→ WHAT YOU SHOULD DO: Please return every record exactly as written, leaving out the pictures.

→ PROVIDED RECORDS:
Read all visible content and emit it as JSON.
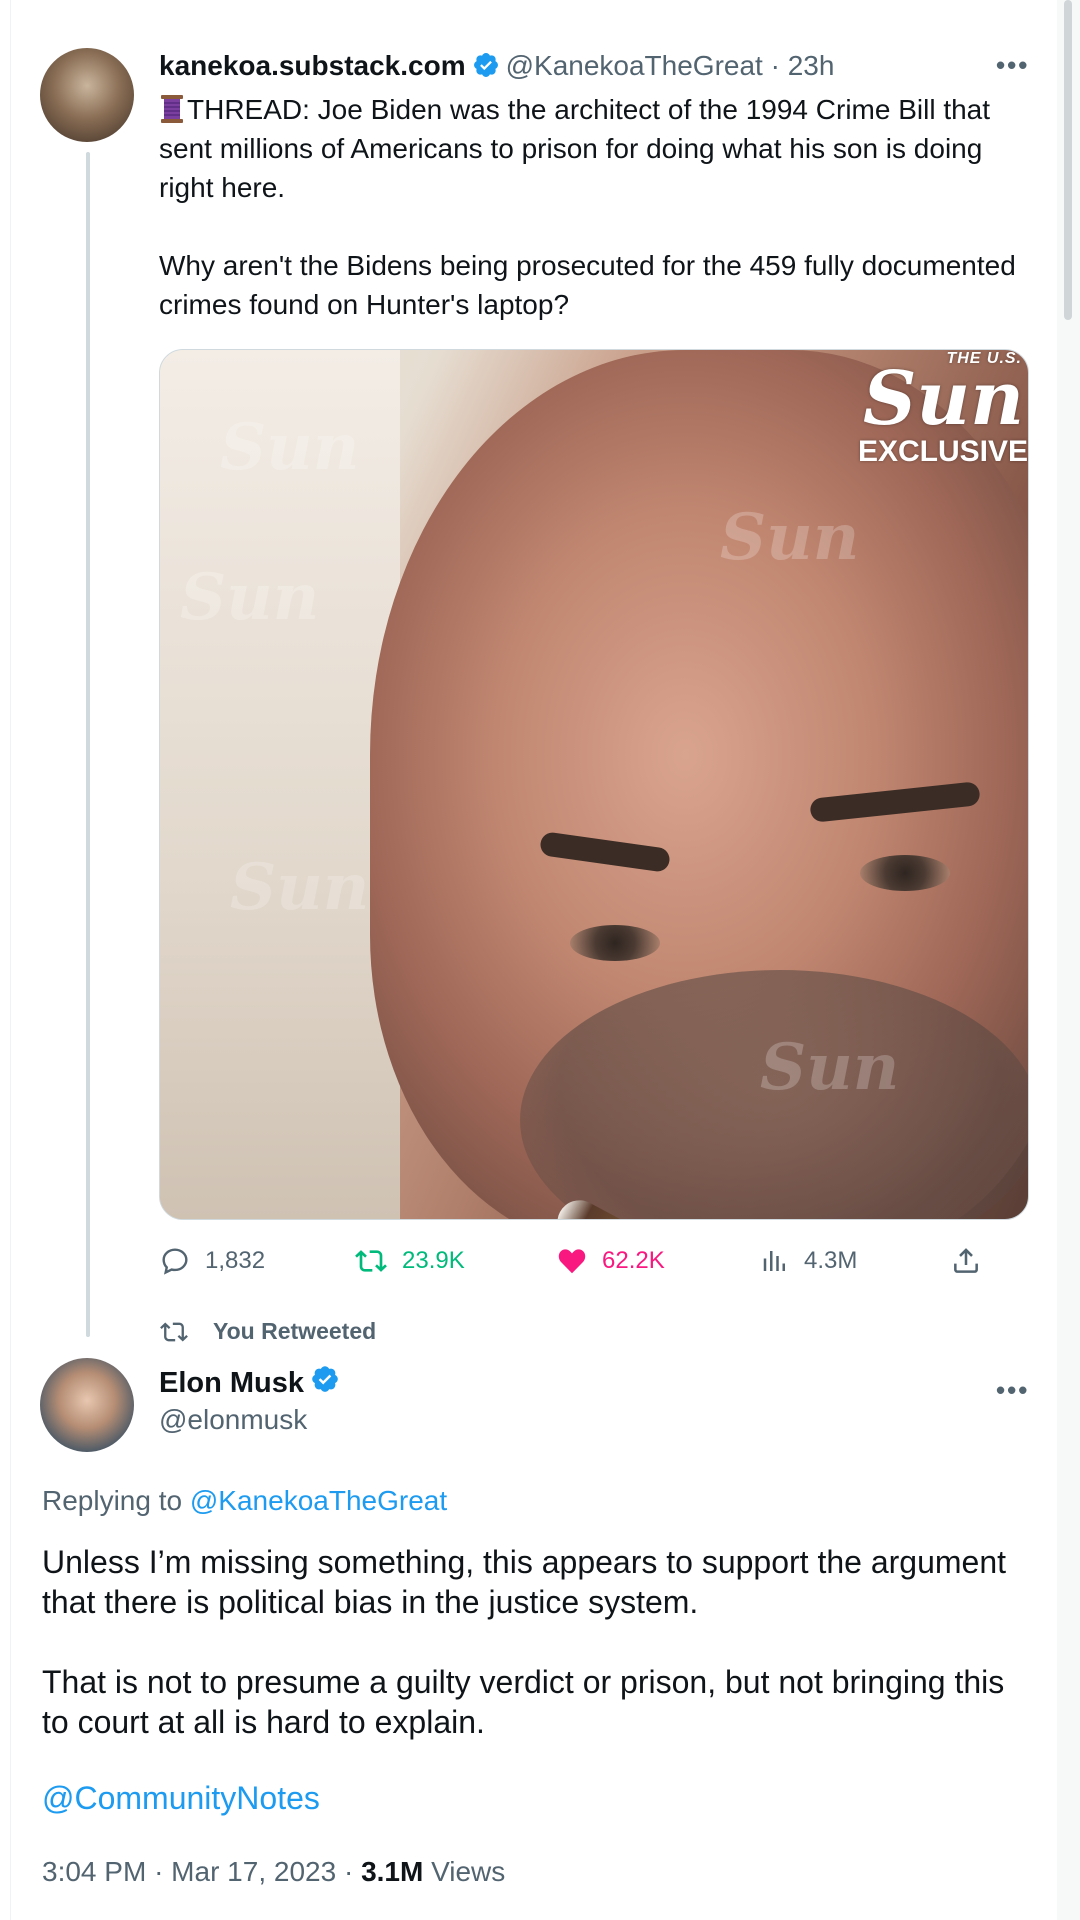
{
  "thread_tweet": {
    "display_name": "kanekoa.substack.com",
    "handle": "@KanekoaTheGreat",
    "time_ago": "23h",
    "text_line1": "THREAD: Joe Biden was the architect of the 1994 Crime Bill that sent millions of Americans to prison for doing what his son is doing right here.",
    "text_line2": "Why aren't the Bidens being prosecuted for the 459 fully documented crimes found on Hunter's laptop?",
    "media": {
      "brand_small": "THE U.S.",
      "brand_big": "Sun",
      "brand_tag": "EXCLUSIVE",
      "watermark": "Sun"
    },
    "stats": {
      "replies": "1,832",
      "retweets": "23.9K",
      "likes": "62.2K",
      "views": "4.3M"
    }
  },
  "retweet_banner": "You Retweeted",
  "main_tweet": {
    "display_name": "Elon Musk",
    "handle": "@elonmusk",
    "replying_label": "Replying to",
    "replying_to": "@KanekoaTheGreat",
    "paragraph1": "Unless I’m missing something, this appears to support the argument that there is political bias in the justice system.",
    "paragraph2": "That is not to presume a guilty verdict or prison, but not bringing this to court at all is hard to explain.",
    "mention": "@CommunityNotes",
    "time": "3:04 PM",
    "date": "Mar 17, 2023",
    "views_count": "3.1M",
    "views_label": "Views"
  },
  "colors": {
    "accent": "#1d9bf0",
    "retweet": "#00ba7c",
    "like": "#f91880",
    "muted": "#536471"
  },
  "icons": [
    "thread-spool-icon",
    "verified-badge-icon",
    "more-icon",
    "reply-icon",
    "retweet-icon",
    "heart-icon",
    "views-icon",
    "share-icon"
  ]
}
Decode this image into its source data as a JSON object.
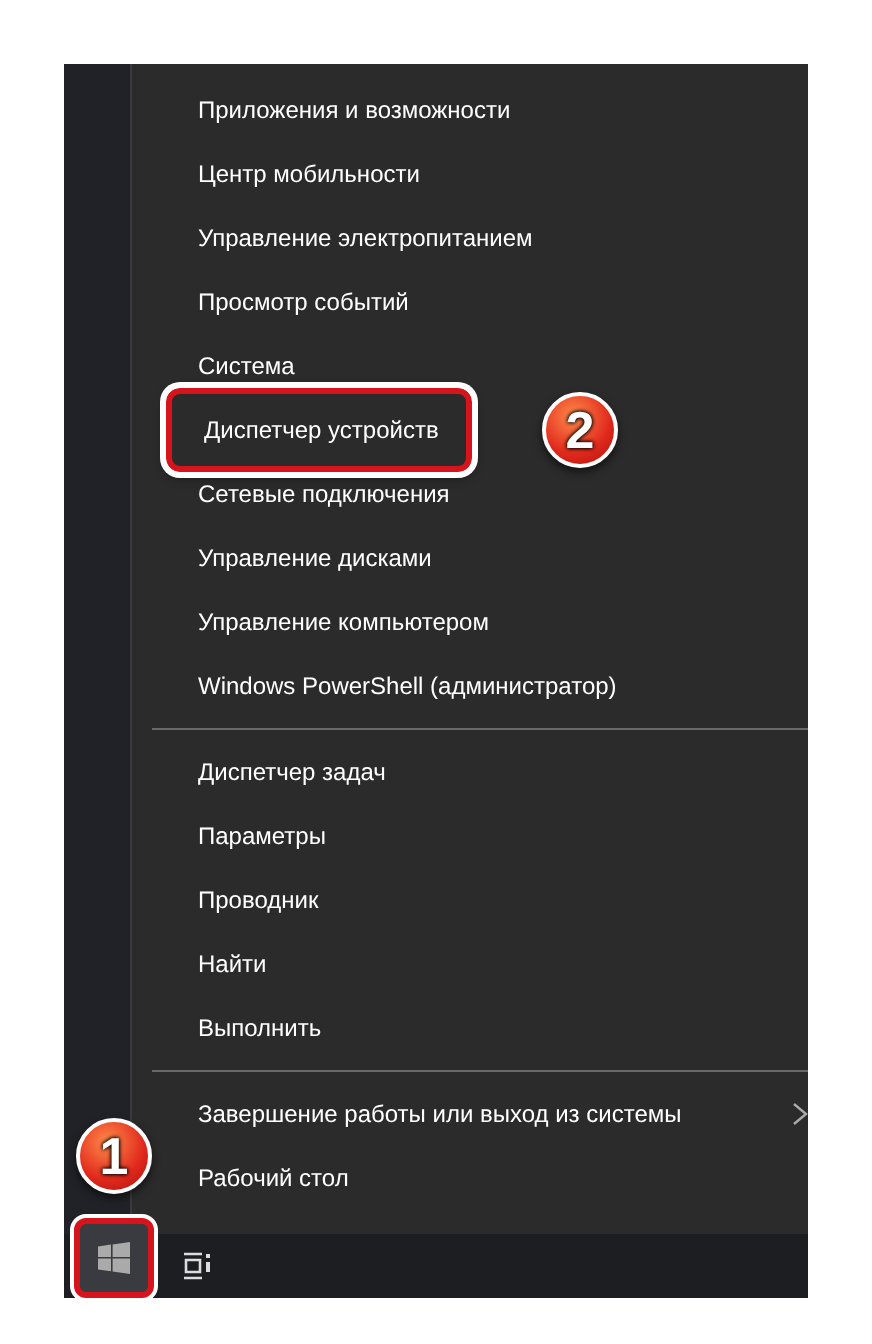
{
  "menu": {
    "groups": [
      {
        "items": [
          {
            "label": "Приложения и возможности",
            "highlighted": false
          },
          {
            "label": "Центр мобильности",
            "highlighted": false
          },
          {
            "label": "Управление электропитанием",
            "highlighted": false
          },
          {
            "label": "Просмотр событий",
            "highlighted": false
          },
          {
            "label": "Система",
            "highlighted": false
          },
          {
            "label": "Диспетчер устройств",
            "highlighted": true,
            "callout": "2"
          },
          {
            "label": "Сетевые подключения",
            "highlighted": false
          },
          {
            "label": "Управление дисками",
            "highlighted": false
          },
          {
            "label": "Управление компьютером",
            "highlighted": false
          },
          {
            "label": "Windows PowerShell (администратор)",
            "highlighted": false
          }
        ]
      },
      {
        "items": [
          {
            "label": "Диспетчер задач",
            "highlighted": false
          },
          {
            "label": "Параметры",
            "highlighted": false
          },
          {
            "label": "Проводник",
            "highlighted": false
          },
          {
            "label": "Найти",
            "highlighted": false
          },
          {
            "label": "Выполнить",
            "highlighted": false
          }
        ]
      },
      {
        "items": [
          {
            "label": "Завершение работы или выход из системы",
            "highlighted": false,
            "submenu": true
          },
          {
            "label": "Рабочий стол",
            "highlighted": false
          }
        ]
      }
    ]
  },
  "taskbar": {
    "start_button": {
      "highlighted": true,
      "callout": "1"
    }
  }
}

→ ANSWER SECTION:
Read all visible content and emit it as JSON.
{
  "thread_tweet": {
    "display_name": "kanekoa.substack.com",
    "handle": "@KanekoaTheGreat",
    "time_ago": "23h",
    "text_line1": "THREAD: Joe Biden was the architect of the 1994 Crime Bill that sent millions of Americans to prison for doing what his son is doing right here.",
    "text_line2": "Why aren't the Bidens being prosecuted for the 459 fully documented crimes found on Hunter's laptop?",
    "media": {
      "brand_small": "THE U.S.",
      "brand_big": "Sun",
      "brand_tag": "EXCLUSIVE",
      "watermark": "Sun"
    },
    "stats": {
      "replies": "1,832",
      "retweets": "23.9K",
      "likes": "62.2K",
      "views": "4.3M"
    }
  },
  "retweet_banner": "You Retweeted",
  "main_tweet": {
    "display_name": "Elon Musk",
    "handle": "@elonmusk",
    "replying_label": "Replying to",
    "replying_to": "@KanekoaTheGreat",
    "paragraph1": "Unless I’m missing something, this appears to support the argument that there is political bias in the justice system.",
    "paragraph2": "That is not to presume a guilty verdict or prison, but not bringing this to court at all is hard to explain.",
    "mention": "@CommunityNotes",
    "time": "3:04 PM",
    "date": "Mar 17, 2023",
    "views_count": "3.1M",
    "views_label": "Views"
  },
  "colors": {
    "accent": "#1d9bf0",
    "retweet": "#00ba7c",
    "like": "#f91880",
    "muted": "#536471"
  },
  "icons": [
    "thread-spool-icon",
    "verified-badge-icon",
    "more-icon",
    "reply-icon",
    "retweet-icon",
    "heart-icon",
    "views-icon",
    "share-icon"
  ]
}
Decode this image into its source data as a JSON object.
{
  "menu": {
    "groups": [
      {
        "items": [
          {
            "label": "Приложения и возможности",
            "highlighted": false
          },
          {
            "label": "Центр мобильности",
            "highlighted": false
          },
          {
            "label": "Управление электропитанием",
            "highlighted": false
          },
          {
            "label": "Просмотр событий",
            "highlighted": false
          },
          {
            "label": "Система",
            "highlighted": false
          },
          {
            "label": "Диспетчер устройств",
            "highlighted": true,
            "callout": "2"
          },
          {
            "label": "Сетевые подключения",
            "highlighted": false
          },
          {
            "label": "Управление дисками",
            "highlighted": false
          },
          {
            "label": "Управление компьютером",
            "highlighted": false
          },
          {
            "label": "Windows PowerShell (администратор)",
            "highlighted": false
          }
        ]
      },
      {
        "items": [
          {
            "label": "Диспетчер задач",
            "highlighted": false
          },
          {
            "label": "Параметры",
            "highlighted": false
          },
          {
            "label": "Проводник",
            "highlighted": false
          },
          {
            "label": "Найти",
            "highlighted": false
          },
          {
            "label": "Выполнить",
            "highlighted": false
          }
        ]
      },
      {
        "items": [
          {
            "label": "Завершение работы или выход из системы",
            "highlighted": false,
            "submenu": true
          },
          {
            "label": "Рабочий стол",
            "highlighted": false
          }
        ]
      }
    ]
  },
  "taskbar": {
    "start_button": {
      "highlighted": true,
      "callout": "1"
    }
  }
}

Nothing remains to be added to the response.